▶ **Aim of the task**
Lines containing the word "name" are to be copied from the data below.
Top of Data extracts
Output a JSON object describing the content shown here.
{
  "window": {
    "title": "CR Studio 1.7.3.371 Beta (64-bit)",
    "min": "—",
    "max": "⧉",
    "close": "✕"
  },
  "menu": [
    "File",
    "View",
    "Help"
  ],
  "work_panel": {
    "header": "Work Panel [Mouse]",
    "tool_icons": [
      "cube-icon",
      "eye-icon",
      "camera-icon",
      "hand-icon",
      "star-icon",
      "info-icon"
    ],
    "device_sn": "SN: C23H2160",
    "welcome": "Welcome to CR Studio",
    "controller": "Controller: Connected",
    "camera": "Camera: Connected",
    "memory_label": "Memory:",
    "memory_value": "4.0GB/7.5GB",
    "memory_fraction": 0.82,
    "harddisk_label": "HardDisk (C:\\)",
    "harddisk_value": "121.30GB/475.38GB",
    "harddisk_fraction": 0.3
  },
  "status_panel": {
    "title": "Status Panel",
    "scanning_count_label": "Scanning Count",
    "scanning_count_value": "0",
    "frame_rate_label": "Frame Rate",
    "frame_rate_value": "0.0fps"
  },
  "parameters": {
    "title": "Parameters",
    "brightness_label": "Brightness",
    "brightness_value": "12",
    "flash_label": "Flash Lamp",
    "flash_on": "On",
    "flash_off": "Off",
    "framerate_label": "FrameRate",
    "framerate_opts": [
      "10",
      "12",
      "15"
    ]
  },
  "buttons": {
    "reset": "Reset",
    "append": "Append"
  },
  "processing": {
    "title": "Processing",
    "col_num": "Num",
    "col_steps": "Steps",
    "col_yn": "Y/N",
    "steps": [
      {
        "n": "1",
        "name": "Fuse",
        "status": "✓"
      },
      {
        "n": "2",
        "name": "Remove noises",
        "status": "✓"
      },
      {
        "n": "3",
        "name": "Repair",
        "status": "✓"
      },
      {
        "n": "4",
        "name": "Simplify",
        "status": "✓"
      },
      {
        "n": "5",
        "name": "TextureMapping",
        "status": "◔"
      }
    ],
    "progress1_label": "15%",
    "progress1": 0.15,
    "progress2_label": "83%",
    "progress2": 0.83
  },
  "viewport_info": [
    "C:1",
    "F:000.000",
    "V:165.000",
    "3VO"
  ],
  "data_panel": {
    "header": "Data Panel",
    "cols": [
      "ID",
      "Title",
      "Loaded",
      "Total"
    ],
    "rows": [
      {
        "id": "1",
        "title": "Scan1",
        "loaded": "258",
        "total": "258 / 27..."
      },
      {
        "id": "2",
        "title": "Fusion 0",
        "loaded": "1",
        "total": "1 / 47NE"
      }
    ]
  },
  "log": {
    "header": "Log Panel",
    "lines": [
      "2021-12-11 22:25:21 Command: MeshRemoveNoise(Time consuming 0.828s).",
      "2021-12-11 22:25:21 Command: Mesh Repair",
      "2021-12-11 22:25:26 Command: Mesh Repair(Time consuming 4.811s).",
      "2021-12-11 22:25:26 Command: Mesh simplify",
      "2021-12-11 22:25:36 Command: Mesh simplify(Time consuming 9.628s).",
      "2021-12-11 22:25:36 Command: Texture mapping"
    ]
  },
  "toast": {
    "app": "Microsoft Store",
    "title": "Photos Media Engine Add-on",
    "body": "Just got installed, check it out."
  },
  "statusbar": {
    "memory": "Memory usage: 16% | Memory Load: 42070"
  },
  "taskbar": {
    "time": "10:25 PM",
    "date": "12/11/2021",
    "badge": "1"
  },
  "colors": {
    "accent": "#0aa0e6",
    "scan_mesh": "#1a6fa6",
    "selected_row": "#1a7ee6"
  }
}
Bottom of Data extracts
▶ **Response to this task**
        "name": "Fuse",
        "name": "Remove noises",
        "name": "Repair",
        "name": "Simplify",
        "name": "TextureMapping",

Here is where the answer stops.